Reconverse will be hosting a day on Direct Sourcing in Central London featuring a live-sourcing session from me.
What Reconvese say about the event:

In our unique speed meeting format, delegates will get a chance to meet a number of new suppliers that can help empower your recruiters and rely less on third parties when it comes to finding the passive candidate market.
Then after lunch, the afternoon session will start with an introduction to Sourcing from Katharine Robinson, followed by a live demonstration of what you can do using only Google as a sourcing tool. We encourage delegates to bring along roles they are currently working on in order for Katharine to find you some names and demonstrate the power of real sourcing. Katharine Robinson started out in Internet sourcing with an Executive Search firm; she has also had In-house sourcing experience with Capgemini Consulting. Katharine’s work as a freelance consultant has given her research experience across many industries and roles and we’re delighted to have her along.
We will then break into the round table discussion, where delegates can choose to be as involved as they like. Our round table discussions are now somewhat legendary in the market, having lead to heated discussions, innovative conclusions and real peer to peer learning.

If you need more convincing, here’s a video from a previous event:

Reconverse from Jamie Leonard on Vimeo.

 

UK Sourcers News – April 2012

UK Sourcers is back with a new website!

I started UK Sourcers in 2009. I think I finally have the time to show the project the love it deserves. I have started by putting together this brand new blog. I have imported a few of the best posts from the old UK Sourcers Posterous here to keep things all in one place.

You can get regular updates about Sourcing, both finding and attracting talent online via Twitter, LinkedIn and Facebook too 🙂

Search Engine News

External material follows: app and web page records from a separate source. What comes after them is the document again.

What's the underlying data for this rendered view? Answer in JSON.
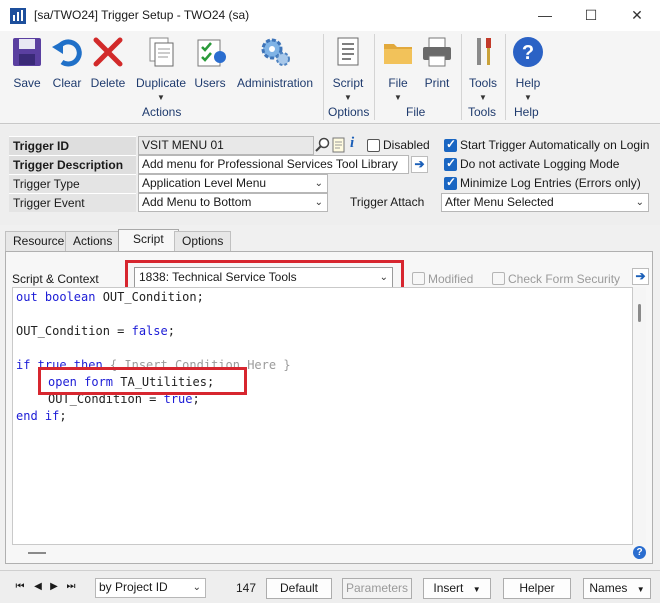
{
  "window": {
    "title": "[sa/TWO24] Trigger Setup  -  TWO24 (sa)",
    "min_icon": "minimize-icon",
    "max_icon": "maximize-icon",
    "close_icon": "close-icon"
  },
  "ribbon": {
    "buttons": [
      {
        "label": "Save",
        "icon": "save-icon"
      },
      {
        "label": "Clear",
        "icon": "undo-icon"
      },
      {
        "label": "Delete",
        "icon": "delete-x-icon"
      },
      {
        "label": "Duplicate",
        "icon": "duplicate-icon"
      },
      {
        "label": "Users",
        "icon": "users-icon"
      },
      {
        "label": "Administration",
        "icon": "gears-icon"
      },
      {
        "label": "Script",
        "icon": "script-icon"
      },
      {
        "label": "File",
        "icon": "folder-icon"
      },
      {
        "label": "Print",
        "icon": "printer-icon"
      },
      {
        "label": "Tools",
        "icon": "tools-icon"
      },
      {
        "label": "Help",
        "icon": "help-icon"
      }
    ],
    "groups": {
      "actions": "Actions",
      "options": "Options",
      "file": "File",
      "tools": "Tools",
      "help": "Help"
    }
  },
  "form": {
    "trigger_id_label": "Trigger ID",
    "trigger_id_value": "VSIT MENU 01",
    "disabled_label": "Disabled",
    "trigger_description_label": "Trigger Description",
    "trigger_description_value": "Add menu for Professional Services Tool Library",
    "trigger_type_label": "Trigger Type",
    "trigger_type_value": "Application Level Menu",
    "trigger_event_label": "Trigger Event",
    "trigger_event_value": "Add Menu to Bottom",
    "trigger_attach_label": "Trigger Attach",
    "trigger_attach_value": "After Menu Selected",
    "start_auto_label": "Start Trigger Automatically on Login",
    "no_logging_label": "Do not activate Logging Mode",
    "minimize_log_label": "Minimize Log Entries (Errors only)"
  },
  "tabs": [
    "Resource",
    "Actions",
    "Script",
    "Options"
  ],
  "script": {
    "context_label": "Script & Context",
    "context_value": "1838: Technical Service Tools",
    "modified_label": "Modified",
    "check_security_label": "Check Form Security",
    "lines": {
      "l1_kw": "out boolean",
      "l1_rest": " OUT_Condition;",
      "l2_a": "OUT_Condition = ",
      "l2_kw": "false",
      "l2_b": ";",
      "l3_kw1": "if true then",
      "l3_cmt": " { Insert Condition Here }",
      "l4_kw": "open form",
      "l4_rest": " TA_Utilities;",
      "l5_a": "OUT_Condition = ",
      "l5_kw": "true",
      "l5_b": ";",
      "l6_kw": "end if",
      "l6_b": ";"
    }
  },
  "bottom": {
    "sort_value": "by Project ID",
    "record_count": "147",
    "default_label": "Default",
    "parameters_label": "Parameters",
    "insert_label": "Insert",
    "helper_label": "Helper",
    "names_label": "Names"
  }
}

Google Search Changes: Symbols, Profiles, Geo Data And More – From the SourceCon blog.
Blekko’s Traffic Is Up Almost 400 Percent; Here Are The CEO’s Five Reasons Why – From Search Engine Land

Events

We have had some great events in April.

Reconverse hosted a great event on Mobile Recruiting. Take a look the results of their mobile recruiting survey. If you’ve not thought about how mobile should fit into your candidate sourcing and attraction strategy, maybe it’s time to now. The event also inspired this blog post from James Mayes – have you ever thought about using Wi-Fi for recruitment?

Social Media In Recruitment from Web Based Recruitment, saw large numbers gather for the fourth year in a row. Lots of past attendees were back to tell how they had implemented the use of Social Media within their teams and businesses. I’d recommend following all the speakers on Twitter.

The FIRM hosted another great event, this time focused on Cost Effective Resourcing. They have also announced a whole series of events coming up soon for In-house recruiters.

Coming up on 1st May we have Recruiting Through Social Media from Recruitment International. I will be there talking about how I used Social Media with Capgemini Consulting. You can also read more about that on my blog.

We also heard that Social Media Week will be running again in London this September. Keep an eye on #smwldn on Twitter for news as it happens.

Opportunities

I sometimes spot people looks for jobs or people looking to hire recruiters on Twitter. This month we have opportunities for:

A white collar construction Recruiter for @OysterPartners – See the tweet

Sourcing Across The Pond

The Current and Future State of Talent Sourcing – An in depth piece from Glen Cathey, Boolean Black Belt.
The Next SourceCon event has been announced – It will take place in Dallas in September

Cool Tools

Buffer App – A nifty tool I’m trying out for scheduling tweets after hearing so many good things about it at the Social Media In Recruitment conference.
dabr.co.uk – A tool built in the UK for accessing Twitter on your mobile phone, great if you don’t have a smartphone. Read more about what Dabr is from one of its creators, James Whatley.
Maddle – Recommended at Social Media In Recruitment this week for getting your careers site mobile friendly very fast. Find out more about this Netherland’s based startup in this video from the guys at mRecruitingcamp.

I hope you found this news roundup useful – if you have anything you’d like me to include in future, do let me know.